They have a very busy day and a lot of responsibilities. Their work alone may be enough to be vital in solving a crime. Here are a few of the many things they do throughout their workday.
- Travel to the crime scene to inspect the entire area.
- Gather and preserve blood samples
- Analyze the location, shape, size, and consistency of the blood drops
- Use and maintain lab equipment
- Take pictures and make sketches of the crime scene
- Consult with law enforcement, detectives, and other forensic experts
- Determine what kind of weapon was used to commit the crime
- Write up a detailed report of findings and their thoughts about the crime
- Reconstruct the scene of the crime
- Testify in court as expert witnesses
- Give their findings to detectives, lawyers, and law enforcement
- Perform microscopic and chemical analyses on the blood and other evidence
Licensure, Certification, and Continuing Education
Licensure is typically not required by law to work as a blood spatter analyst, but this can vary from state to state. It can also vary by law enforcement agencies. Aspiring blood spatter analysts are advised to check with their state to learn the requirements. Even in an area where licensure is not required, the individual may choose to obtain certification, or the employer may require certification.
One agency that offers bloodstain pattern analyst certification is the International Association for Identification. However, there are specific requirements that must be met for the analyst to obtain this certification.
The candidate must have at least 240 instructional hours on bloodstain pattern analysis and interpretation. Of these hours, 100 of them must be specific to bloodstain pattern analysis. The remaining 140 must be completed through coursework, and the courses must be board-certified. Some course topics include:
- Evidence recovery
- Crime scene investigation
- Forensic science and technology
- Blood detection techniques
- Forensic photography
- Medicolegal death investigation

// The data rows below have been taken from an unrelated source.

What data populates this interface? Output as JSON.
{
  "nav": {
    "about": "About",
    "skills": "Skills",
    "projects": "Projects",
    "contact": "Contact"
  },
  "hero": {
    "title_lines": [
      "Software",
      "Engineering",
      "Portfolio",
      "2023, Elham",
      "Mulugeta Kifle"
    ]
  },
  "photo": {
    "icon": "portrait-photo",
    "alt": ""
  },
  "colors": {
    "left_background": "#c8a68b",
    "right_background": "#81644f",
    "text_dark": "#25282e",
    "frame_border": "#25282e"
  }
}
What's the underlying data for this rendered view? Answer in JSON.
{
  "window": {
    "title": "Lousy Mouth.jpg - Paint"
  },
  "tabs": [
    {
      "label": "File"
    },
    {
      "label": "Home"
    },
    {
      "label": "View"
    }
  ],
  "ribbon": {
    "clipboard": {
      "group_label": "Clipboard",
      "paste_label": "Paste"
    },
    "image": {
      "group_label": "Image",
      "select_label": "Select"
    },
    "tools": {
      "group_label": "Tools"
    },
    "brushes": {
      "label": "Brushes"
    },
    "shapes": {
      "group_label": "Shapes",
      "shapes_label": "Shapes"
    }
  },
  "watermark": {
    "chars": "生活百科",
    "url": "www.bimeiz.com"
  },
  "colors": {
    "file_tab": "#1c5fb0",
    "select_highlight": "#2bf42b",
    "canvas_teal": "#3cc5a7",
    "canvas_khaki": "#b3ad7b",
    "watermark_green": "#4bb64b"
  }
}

When completing the 240 hours of instruction, the student can complete up to 20 of those hours online. In addition to completing the 100 hours of bloodstain pattern analysis, the individual must have at least three years of work experience in this specific field. Regarding educational requirements, the individual must have at least a bachelor’s degree.
The candidate must also provide two letters of recommendation from individuals who are knowledgeable of the candidate’s experience and expertise in this area. Once the individual has satisfied all these requirements, he or she can take the certification exam, which is the final step in the certification process.
The six-hour exam, which consists of both true/false and multiple-choice questions, must be passed with a score of at least 75 percent. The certification is good for five years. To maintain certification, the analyst must complete at least 50 continuing education credits throughout the five years and take a recertification exam.
Certain courses may also be required to maintain any certifications the individual may have. Blood pattern analysis is a constantly growing field that requires the individual to keep up with new software and techniques. A potential employer may want a blood spatter analyst proficient in and knowledgeable of rapid DNA testing. HemoSpat, alternative light photography, and high-powered microscopic systems.
Continuing education is vital in this career because new blood pattern analysis software is constantly being developed. It’s necessary for blood spatter analysts to keep up with the rapidly growing technology.
Researching how to become a blood spatter analyst is just the first step. Earning your education and getting a foot in the door is a big part of this career path as well.